The Federal Reserve and a Look into the Future

Will Engstrom

The economy can often be quite confusing. Checks and balances, bulls or bears, interest rates, and even inflation can be scary concepts at times. Recently, in a CBS “60 Minutes” Report, Scott Pelley and the 60 Minutes crew gave an in-depth overview of the Federal Reserve. This included an exclusive interview with the Chairman of the Fed, Jerome Powell.

With so many parts to the government, the role of the Federal Reserve can be forgotten. Often called “The Fed,” it is a central bank and fiscal agent for the United States created 100 years ago to give security to the public’s investments. The Fed, simply put, controls the supply of money, maximizes employment, and sets interest rates on credit to banks to control inflation. The chairman of the Fed may have one of the most influential jobs in America. His word, treated like gold, can change the global economy with a simple tweet. His name is Jerome Powell, Georgetown graduate, Republican, and Wall Street millionaire- a man that knows a few things about the economy.

Recently, many questions have risen about our future and where we are headed. During the interview, Scott Pelley hit Powell hard with questions about what he thinks will happen in the next couple years and challenged him for the answers many Americans are looking for.

“Last year was the highest financial growth we’ve ever seen, we can’t continue this growth forever,” Powell said. The Bureau of Statistics has reported that job creation numbers, retail sales, and discretionary spending have all been on the decline in recent months. It is also important to factor in other big countries that affect our economy, like China and Europe, which have seen their economies begin to slow even earlier than the United States.

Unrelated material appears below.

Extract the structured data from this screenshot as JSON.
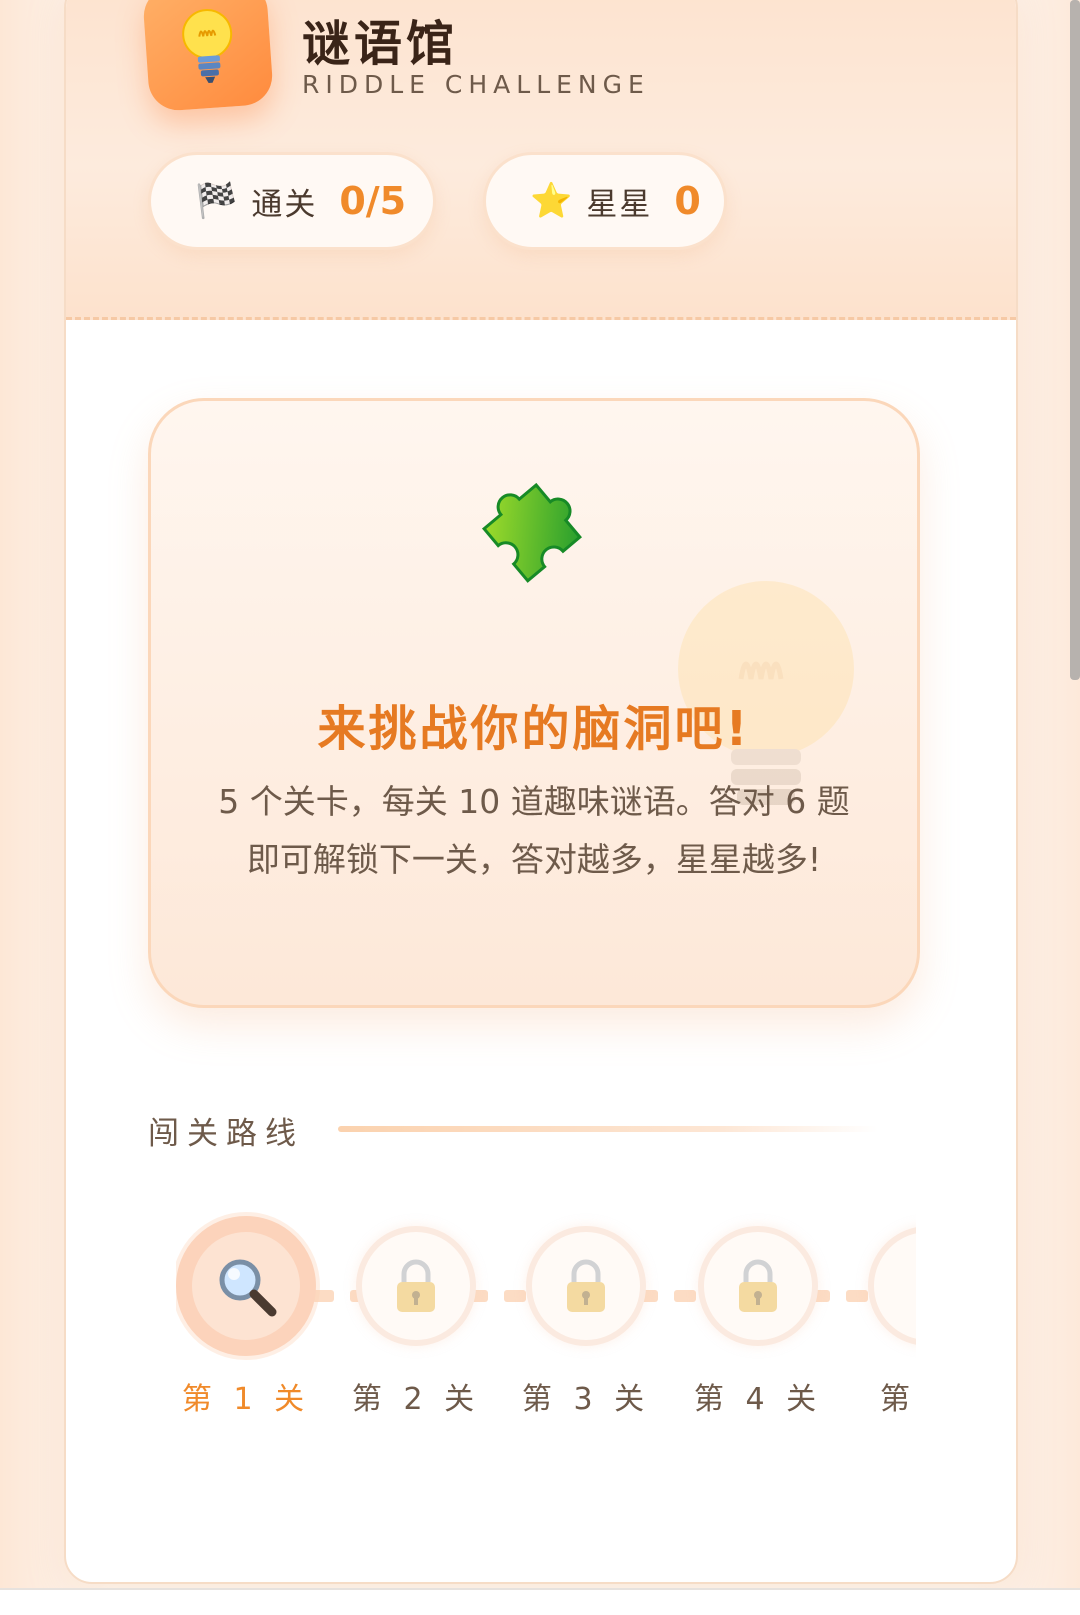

Whether it was an exaggeration to protect banks from the growing number of concerned investors, or the utter truth, Powell concluded the interview with stating, “The economy is in a good place.” Yet, people are still skeptical- even the President. With four interest rate increases in the tenure, Trump came at his elected Chairman claiming, “the Fed is crazy,” and interest rates are too high. With the current interest rate at two percent and inflation reaching 2.44 percent in 2018, many say that the downfall is beginning. 

Many will never forget the financial crisis of 2008. It was a time of major uncertainty in the strength of the U.S. economy, but also a test for the Federal Reserve. With barely surviving the mortgage-based crisis, Powell confirmed that the Fed is in a much stronger place than it ever has been. 

Have we hit a wall? It is hard to tell, but here is how I look at it: The labor force is growing much slower than in the past. People are becoming more concerned about the environment and statistics showing that birth rates are lower than in previous years. Also, people are living longer lives. The rate of people relying on 401K’s is growing, and fewer people are looking for employment. So, yes, the economy is going down, but everyone knows it is bound to happen. What I worry about is how low we are going to go. With that said, I hope Mr. Powell is right.